I'm trying to prove the equivalency of the following definitions for a finite group, $G$:

(i) $G$ is solvable, i.e. there exists a chain of subgroups $1 = G_0 \trianglelefteq G_1 \trianglelefteq \cdots \trianglelefteq G_s = G $ such that $G_{i+1}/ \ G_i$ is abelian for all $0 \leq i \leq s-1$

(ii) $G$ has a chain of subgroups $1 = H_0 \trianglelefteq H_1 \trianglelefteq \cdots \trianglelefteq H_s = G $ such that $H_{i+1} /\ H_i$ is cyclic for all $0 \leq i \leq s-1$.

(iii) All composition factors of $G$ are of prime order.

(iv) G has a chain of subgroups $1 = N_0 \trianglelefteq N_1 \trianglelefteq \cdots \trianglelefteq N_t = G $ such that each $N_i$ is a normal subgroup of $G$, and $N_{i+1}/ \ N_i$ is abelian for all $0 \leq i \leq t-1$.

It was simple to show that (iii) $\implies$ (ii) and (ii) $\implies$ (i). Now, I'm trying to prove that (i) $\implies$ (iii), and I'm getting stuck.

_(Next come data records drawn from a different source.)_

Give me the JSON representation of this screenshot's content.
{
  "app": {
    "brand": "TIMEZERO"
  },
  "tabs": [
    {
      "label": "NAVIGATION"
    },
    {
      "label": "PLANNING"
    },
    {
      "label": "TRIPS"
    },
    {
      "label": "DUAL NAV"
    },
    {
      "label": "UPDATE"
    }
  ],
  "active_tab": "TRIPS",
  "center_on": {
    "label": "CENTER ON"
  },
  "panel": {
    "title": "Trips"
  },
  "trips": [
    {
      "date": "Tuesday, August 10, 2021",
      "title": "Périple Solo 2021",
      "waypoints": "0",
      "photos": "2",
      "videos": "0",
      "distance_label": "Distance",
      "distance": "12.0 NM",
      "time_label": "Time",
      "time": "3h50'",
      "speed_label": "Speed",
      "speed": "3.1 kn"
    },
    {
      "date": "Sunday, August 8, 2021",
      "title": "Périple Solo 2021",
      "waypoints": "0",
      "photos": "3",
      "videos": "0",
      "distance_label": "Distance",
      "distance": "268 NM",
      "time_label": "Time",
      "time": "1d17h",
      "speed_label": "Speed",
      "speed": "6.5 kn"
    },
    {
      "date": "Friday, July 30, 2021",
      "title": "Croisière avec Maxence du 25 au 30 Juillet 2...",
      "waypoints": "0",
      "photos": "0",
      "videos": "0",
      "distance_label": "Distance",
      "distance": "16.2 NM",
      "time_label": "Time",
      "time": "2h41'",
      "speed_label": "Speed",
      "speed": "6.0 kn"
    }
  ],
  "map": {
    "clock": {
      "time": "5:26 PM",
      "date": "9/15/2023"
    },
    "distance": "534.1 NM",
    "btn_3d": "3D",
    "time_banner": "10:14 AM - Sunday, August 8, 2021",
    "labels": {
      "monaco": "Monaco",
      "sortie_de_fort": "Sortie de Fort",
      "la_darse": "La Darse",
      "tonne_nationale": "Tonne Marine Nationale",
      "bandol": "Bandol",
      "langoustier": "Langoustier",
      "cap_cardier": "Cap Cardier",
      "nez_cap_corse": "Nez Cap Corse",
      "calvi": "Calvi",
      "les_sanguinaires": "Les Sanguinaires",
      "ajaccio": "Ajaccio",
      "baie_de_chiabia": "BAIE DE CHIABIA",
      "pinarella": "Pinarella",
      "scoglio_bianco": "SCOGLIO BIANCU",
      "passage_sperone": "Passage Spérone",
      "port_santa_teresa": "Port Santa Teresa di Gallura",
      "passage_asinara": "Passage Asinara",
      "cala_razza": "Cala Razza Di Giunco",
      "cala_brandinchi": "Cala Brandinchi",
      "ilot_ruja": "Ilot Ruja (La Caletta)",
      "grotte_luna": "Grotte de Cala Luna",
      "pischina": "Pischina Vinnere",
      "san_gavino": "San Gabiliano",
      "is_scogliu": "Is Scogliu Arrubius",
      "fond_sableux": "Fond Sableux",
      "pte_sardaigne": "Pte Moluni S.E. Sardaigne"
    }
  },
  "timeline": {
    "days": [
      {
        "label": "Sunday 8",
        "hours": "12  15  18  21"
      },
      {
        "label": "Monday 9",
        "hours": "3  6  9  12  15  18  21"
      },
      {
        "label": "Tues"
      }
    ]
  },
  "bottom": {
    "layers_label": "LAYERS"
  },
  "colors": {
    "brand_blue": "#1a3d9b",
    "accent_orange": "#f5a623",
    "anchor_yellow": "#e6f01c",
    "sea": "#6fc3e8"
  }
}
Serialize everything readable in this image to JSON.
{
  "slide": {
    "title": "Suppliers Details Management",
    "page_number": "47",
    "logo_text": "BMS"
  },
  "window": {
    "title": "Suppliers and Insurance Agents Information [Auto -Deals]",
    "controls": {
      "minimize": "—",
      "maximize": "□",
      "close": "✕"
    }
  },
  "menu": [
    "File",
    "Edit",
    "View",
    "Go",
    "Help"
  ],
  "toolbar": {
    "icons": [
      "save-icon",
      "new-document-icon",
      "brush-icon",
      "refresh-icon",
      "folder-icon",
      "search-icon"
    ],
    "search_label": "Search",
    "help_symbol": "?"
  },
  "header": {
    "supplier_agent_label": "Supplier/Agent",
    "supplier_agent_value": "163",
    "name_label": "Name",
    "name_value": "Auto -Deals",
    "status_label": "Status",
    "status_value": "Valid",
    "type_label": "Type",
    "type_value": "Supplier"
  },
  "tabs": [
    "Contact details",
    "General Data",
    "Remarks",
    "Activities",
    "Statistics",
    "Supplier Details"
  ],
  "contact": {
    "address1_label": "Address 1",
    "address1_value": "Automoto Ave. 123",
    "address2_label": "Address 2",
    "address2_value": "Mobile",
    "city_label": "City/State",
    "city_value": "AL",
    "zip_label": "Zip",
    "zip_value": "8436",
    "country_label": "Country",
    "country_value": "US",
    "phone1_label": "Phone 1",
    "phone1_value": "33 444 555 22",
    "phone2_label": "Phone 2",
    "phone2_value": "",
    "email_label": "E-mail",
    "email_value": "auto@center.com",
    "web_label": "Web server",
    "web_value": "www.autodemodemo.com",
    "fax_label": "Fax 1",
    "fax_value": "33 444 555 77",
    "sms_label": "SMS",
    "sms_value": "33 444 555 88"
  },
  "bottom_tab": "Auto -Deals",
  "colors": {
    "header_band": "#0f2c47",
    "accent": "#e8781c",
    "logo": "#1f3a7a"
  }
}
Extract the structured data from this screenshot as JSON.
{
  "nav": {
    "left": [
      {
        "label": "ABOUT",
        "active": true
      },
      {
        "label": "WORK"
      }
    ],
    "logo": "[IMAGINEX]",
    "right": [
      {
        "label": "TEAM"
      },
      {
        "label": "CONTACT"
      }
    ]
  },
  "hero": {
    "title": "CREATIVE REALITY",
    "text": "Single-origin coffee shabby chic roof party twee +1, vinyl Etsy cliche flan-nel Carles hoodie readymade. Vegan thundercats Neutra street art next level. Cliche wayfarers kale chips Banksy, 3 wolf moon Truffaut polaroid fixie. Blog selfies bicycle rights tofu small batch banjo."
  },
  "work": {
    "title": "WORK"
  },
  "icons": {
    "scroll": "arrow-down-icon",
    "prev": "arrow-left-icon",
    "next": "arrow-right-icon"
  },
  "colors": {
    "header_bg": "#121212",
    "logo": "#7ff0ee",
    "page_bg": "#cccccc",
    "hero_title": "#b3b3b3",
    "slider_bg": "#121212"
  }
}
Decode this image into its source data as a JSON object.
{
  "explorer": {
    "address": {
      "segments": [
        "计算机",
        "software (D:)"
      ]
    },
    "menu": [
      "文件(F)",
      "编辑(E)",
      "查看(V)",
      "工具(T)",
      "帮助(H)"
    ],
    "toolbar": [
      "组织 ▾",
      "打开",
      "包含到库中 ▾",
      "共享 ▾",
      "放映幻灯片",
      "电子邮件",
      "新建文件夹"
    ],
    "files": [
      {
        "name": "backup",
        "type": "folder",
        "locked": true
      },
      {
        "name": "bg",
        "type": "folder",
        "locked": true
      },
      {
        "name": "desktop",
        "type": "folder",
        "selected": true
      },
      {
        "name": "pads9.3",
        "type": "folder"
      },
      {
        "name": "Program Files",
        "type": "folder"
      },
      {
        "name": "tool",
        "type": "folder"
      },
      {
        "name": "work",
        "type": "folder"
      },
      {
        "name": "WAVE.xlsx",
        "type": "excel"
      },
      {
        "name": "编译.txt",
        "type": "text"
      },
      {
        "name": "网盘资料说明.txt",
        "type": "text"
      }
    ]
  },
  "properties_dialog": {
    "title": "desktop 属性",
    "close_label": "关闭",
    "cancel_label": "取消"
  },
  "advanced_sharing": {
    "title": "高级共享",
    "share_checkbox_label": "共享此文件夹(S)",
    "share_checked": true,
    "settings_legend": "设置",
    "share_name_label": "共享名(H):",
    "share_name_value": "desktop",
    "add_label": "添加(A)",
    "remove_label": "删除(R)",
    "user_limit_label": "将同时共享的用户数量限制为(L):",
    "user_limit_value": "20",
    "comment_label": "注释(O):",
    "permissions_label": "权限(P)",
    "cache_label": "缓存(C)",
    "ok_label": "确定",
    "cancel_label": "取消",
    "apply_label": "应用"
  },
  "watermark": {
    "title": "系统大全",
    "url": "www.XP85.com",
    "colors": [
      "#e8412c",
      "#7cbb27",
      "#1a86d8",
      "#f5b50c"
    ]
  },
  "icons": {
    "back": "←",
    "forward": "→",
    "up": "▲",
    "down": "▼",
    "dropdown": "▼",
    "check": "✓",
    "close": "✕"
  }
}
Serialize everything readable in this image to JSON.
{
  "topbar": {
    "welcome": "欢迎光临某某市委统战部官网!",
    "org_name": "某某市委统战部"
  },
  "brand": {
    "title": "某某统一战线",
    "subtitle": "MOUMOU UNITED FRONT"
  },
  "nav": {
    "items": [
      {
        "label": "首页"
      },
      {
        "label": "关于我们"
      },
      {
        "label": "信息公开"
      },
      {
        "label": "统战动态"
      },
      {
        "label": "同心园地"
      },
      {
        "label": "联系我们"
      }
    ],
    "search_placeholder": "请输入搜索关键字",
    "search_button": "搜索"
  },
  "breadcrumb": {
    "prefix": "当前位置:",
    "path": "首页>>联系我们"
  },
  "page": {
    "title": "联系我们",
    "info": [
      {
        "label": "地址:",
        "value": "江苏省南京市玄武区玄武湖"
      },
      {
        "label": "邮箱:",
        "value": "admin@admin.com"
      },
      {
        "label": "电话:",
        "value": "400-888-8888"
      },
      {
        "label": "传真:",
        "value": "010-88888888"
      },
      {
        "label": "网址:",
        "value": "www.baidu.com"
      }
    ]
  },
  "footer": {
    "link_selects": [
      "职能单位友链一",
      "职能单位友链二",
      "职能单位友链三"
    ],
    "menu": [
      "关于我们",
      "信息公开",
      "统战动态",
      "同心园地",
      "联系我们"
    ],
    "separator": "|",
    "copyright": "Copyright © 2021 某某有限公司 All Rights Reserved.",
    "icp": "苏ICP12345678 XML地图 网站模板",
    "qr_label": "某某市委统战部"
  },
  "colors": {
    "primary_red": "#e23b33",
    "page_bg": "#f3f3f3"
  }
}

I know that If $G$ is an abelian simple group, then $|G|$ is prime, so all I need to show is that each $G_{i+1}/ \ G_i$ in the definition of solvable is simple.

If I knew that $1 = G_0 \trianglelefteq G_1 \trianglelefteq \cdots \trianglelefteq G_s = G $ were a composition series, then each $G_{i+1}/ \ G_i$ would be simple by definition. But the definition of solvable doesn't assume a composition series. I know every group has a unique composition series, but I'm not sure how to connect that to the subgroups in the definition of solvable.

More generally, I guess I just don't understand how being abelian connects to being of simple or of prime order.

Any pushes in the right direction would be appreciated!

  • $\begingroup$ Indeed, the factors in the subnormal series in the definition of solvable do not need to be simple. But are you familiar with refinements of subnormal series? $\endgroup$ – Tobias Kildetoft Sep 14 '15 at 9:10

Hint: Use induction on the order of $G$:
If $G_{s-1}$ is a proper normal subgroup of $G$ such that $G/G_{s-1}$ is abelian, then there are two cases:

  • Either $1 < G_{s-1}$; then by induction, the composition factors of $G_{s-1}$ and $G/G_{s-1}$ have prime orders.
  • Or $1 = G_{s-1}$ in which case $G$ is itself abelian.

Can you figure out how the claim follows in each of the two cases?


Your Answer

By clicking “Post Your Answer”, you agree to our terms of service, privacy policy and cookie policy

Not the answer you're looking for? Browse other questions tagged or ask your own question.